- _Directions for this task_: Please restate the data word for word, in full.

- _Extracted material_:
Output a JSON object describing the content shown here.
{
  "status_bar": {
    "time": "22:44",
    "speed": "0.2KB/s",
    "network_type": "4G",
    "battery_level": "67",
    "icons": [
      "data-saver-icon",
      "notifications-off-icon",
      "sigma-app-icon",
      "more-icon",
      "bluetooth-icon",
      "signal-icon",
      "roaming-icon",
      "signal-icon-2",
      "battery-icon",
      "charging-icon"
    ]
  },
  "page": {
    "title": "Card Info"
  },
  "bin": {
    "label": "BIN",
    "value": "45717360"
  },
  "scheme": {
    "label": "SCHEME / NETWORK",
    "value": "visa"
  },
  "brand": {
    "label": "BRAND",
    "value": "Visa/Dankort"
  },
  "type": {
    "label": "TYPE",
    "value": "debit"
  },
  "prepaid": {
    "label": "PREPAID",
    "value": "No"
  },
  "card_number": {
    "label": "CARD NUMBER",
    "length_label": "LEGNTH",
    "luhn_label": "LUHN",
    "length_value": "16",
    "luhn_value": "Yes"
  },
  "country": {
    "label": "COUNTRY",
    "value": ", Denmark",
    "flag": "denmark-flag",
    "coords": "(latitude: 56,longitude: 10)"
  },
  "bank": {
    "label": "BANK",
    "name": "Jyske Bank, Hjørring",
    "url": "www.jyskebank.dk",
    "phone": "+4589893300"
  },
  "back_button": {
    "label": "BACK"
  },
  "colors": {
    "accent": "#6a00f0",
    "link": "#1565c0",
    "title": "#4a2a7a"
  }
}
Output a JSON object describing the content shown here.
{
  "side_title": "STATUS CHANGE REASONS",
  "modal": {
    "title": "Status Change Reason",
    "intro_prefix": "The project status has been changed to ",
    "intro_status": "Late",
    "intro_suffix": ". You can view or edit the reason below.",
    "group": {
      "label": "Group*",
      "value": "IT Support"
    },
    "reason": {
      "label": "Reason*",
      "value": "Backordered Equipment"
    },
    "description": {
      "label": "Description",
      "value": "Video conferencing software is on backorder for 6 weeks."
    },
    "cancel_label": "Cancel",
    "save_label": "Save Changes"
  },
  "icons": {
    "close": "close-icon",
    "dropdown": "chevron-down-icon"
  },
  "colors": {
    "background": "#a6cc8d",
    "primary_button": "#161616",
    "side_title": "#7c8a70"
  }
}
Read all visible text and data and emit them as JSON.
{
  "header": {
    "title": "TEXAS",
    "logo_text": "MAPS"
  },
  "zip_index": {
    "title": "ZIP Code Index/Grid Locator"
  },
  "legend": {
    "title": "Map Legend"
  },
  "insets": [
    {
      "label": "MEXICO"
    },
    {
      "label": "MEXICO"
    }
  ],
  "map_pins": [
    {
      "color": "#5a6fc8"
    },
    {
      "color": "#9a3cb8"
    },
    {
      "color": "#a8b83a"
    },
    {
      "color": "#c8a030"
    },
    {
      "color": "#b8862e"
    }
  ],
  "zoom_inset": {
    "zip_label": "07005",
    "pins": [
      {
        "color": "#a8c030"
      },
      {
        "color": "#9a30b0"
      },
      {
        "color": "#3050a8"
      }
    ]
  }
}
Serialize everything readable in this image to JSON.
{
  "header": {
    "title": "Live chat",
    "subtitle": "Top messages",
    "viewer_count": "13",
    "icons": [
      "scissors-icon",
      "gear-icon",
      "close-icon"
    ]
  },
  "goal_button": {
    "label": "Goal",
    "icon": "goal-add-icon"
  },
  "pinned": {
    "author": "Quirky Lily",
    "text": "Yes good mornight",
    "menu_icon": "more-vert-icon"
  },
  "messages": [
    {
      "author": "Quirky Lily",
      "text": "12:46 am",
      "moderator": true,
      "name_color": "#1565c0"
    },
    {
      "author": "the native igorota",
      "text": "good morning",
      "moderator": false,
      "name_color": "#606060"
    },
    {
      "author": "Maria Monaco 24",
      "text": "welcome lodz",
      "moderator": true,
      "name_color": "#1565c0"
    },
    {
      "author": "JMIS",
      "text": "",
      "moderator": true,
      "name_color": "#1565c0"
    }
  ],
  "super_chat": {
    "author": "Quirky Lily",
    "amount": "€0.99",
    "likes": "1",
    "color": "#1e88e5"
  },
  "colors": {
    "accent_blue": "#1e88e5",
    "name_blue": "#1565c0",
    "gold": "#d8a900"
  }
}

- _Exercise solution_:
Output a JSON object describing the content shown here.
{
  "status_bar": {
    "time": "22:44",
    "speed": "0.2KB/s",
    "network_type": "4G",
    "battery_level": "67",
    "icons": [
      "data-saver-icon",
      "notifications-off-icon",
      "sigma-app-icon",
      "more-icon",
      "bluetooth-icon",
      "signal-icon",
      "roaming-icon",
      "signal-icon-2",
      "battery-icon",
      "charging-icon"
    ]
  },
  "page": {
    "title": "Card Info"
  },
  "bin": {
    "label": "BIN",
    "value": "45717360"
  },
  "scheme": {
    "label": "SCHEME / NETWORK",
    "value": "visa"
  },
  "brand": {
    "label": "BRAND",
    "value": "Visa/Dankort"
  },
  "type": {
    "label": "TYPE",
    "value": "debit"
  },
  "prepaid": {
    "label": "PREPAID",
    "value": "No"
  },
  "card_number": {
    "label": "CARD NUMBER",
    "length_label": "LEGNTH",
    "luhn_label": "LUHN",
    "length_value": "16",
    "luhn_value": "Yes"
  },
  "country": {
    "label": "COUNTRY",
    "value": ", Denmark",
    "flag": "denmark-flag",
    "coords": "(latitude: 56,longitude: 10)"
  },
  "bank": {
    "label": "BANK",
    "name": "Jyske Bank, Hjørring",
    "url": "www.jyskebank.dk",
    "phone": "+4589893300"
  },
  "back_button": {
    "label": "BACK"
  },
  "colors": {
    "accent": "#6a00f0",
    "link": "#1565c0",
    "title": "#4a2a7a"
  }
}
Output a JSON object describing the content shown here.
{
  "side_title": "STATUS CHANGE REASONS",
  "modal": {
    "title": "Status Change Reason",
    "intro_prefix": "The project status has been changed to ",
    "intro_status": "Late",
    "intro_suffix": ". You can view or edit the reason below.",
    "group": {
      "label": "Group*",
      "value": "IT Support"
    },
    "reason": {
      "label": "Reason*",
      "value": "Backordered Equipment"
    },
    "description": {
      "label": "Description",
      "value": "Video conferencing software is on backorder for 6 weeks."
    },
    "cancel_label": "Cancel",
    "save_label": "Save Changes"
  },
  "icons": {
    "close": "close-icon",
    "dropdown": "chevron-down-icon"
  },
  "colors": {
    "background": "#a6cc8d",
    "primary_button": "#161616",
    "side_title": "#7c8a70"
  }
}
Read all visible text and data and emit them as JSON.
{
  "header": {
    "title": "TEXAS",
    "logo_text": "MAPS"
  },
  "zip_index": {
    "title": "ZIP Code Index/Grid Locator"
  },
  "legend": {
    "title": "Map Legend"
  },
  "insets": [
    {
      "label": "MEXICO"
    },
    {
      "label": "MEXICO"
    }
  ],
  "map_pins": [
    {
      "color": "#5a6fc8"
    },
    {
      "color": "#9a3cb8"
    },
    {
      "color": "#a8b83a"
    },
    {
      "color": "#c8a030"
    },
    {
      "color": "#b8862e"
    }
  ],
  "zoom_inset": {
    "zip_label": "07005",
    "pins": [
      {
        "color": "#a8c030"
      },
      {
        "color": "#9a30b0"
      },
      {
        "color": "#3050a8"
      }
    ]
  }
}
Serialize everything readable in this image to JSON.
{
  "header": {
    "title": "Live chat",
    "subtitle": "Top messages",
    "viewer_count": "13",
    "icons": [
      "scissors-icon",
      "gear-icon",
      "close-icon"
    ]
  },
  "goal_button": {
    "label": "Goal",
    "icon": "goal-add-icon"
  },
  "pinned": {
    "author": "Quirky Lily",
    "text": "Yes good mornight",
    "menu_icon": "more-vert-icon"
  },
  "messages": [
    {
      "author": "Quirky Lily",
      "text": "12:46 am",
      "moderator": true,
      "name_color": "#1565c0"
    },
    {
      "author": "the native igorota",
      "text": "good morning",
      "moderator": false,
      "name_color": "#606060"
    },
    {
      "author": "Maria Monaco 24",
      "text": "welcome lodz",
      "moderator": true,
      "name_color": "#1565c0"
    },
    {
      "author": "JMIS",
      "text": "",
      "moderator": true,
      "name_color": "#1565c0"
    }
  ],
  "super_chat": {
    "author": "Quirky Lily",
    "amount": "€0.99",
    "likes": "1",
    "color": "#1e88e5"
  },
  "colors": {
    "accent_blue": "#1e88e5",
    "name_blue": "#1565c0",
    "gold": "#d8a900"
  }
}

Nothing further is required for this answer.